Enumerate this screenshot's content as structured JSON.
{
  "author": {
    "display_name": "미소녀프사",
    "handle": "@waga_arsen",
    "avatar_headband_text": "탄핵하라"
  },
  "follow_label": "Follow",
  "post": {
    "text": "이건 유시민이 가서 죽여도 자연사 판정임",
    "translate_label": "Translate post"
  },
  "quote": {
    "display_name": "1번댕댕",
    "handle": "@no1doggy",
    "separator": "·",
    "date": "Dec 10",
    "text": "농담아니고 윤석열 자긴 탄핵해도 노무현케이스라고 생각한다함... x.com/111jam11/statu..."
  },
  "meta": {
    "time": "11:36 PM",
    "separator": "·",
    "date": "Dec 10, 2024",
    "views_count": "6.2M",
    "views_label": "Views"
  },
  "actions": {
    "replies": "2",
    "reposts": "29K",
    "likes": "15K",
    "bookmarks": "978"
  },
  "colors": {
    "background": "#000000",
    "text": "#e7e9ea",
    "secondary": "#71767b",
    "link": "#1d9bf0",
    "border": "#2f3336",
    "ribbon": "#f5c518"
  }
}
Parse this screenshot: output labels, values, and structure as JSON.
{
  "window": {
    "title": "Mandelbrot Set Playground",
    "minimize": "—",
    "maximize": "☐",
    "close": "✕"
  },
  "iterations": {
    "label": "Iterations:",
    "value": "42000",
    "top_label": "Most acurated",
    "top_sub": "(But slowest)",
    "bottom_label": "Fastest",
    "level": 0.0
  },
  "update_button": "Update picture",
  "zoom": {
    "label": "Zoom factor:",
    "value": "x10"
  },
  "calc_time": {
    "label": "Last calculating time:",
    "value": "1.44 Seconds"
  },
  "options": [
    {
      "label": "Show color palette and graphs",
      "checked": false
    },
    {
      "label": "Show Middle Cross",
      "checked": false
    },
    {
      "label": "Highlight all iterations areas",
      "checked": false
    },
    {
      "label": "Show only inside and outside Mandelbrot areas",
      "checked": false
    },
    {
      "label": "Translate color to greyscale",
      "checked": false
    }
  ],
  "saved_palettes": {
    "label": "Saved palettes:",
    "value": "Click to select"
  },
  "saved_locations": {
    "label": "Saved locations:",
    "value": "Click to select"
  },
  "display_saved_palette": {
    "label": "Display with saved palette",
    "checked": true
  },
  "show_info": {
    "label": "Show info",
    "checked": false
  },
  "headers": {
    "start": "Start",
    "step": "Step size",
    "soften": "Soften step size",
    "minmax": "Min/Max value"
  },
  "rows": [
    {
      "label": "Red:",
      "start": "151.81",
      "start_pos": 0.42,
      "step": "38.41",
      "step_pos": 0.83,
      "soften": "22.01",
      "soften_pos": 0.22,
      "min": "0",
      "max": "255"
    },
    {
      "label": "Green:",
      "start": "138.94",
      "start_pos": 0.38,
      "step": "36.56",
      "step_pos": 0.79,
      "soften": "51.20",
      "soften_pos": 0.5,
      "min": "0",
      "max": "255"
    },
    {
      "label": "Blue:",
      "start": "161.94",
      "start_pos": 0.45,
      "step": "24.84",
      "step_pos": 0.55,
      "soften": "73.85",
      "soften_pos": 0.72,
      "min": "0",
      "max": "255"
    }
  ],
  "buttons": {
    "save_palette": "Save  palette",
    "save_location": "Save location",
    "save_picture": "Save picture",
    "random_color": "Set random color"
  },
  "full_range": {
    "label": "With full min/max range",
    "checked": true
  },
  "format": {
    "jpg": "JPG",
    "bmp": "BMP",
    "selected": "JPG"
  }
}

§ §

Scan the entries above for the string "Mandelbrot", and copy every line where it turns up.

    "title": "Mandelbrot Set Playground",
      "label": "Show only inside and outside Mandelbrot areas",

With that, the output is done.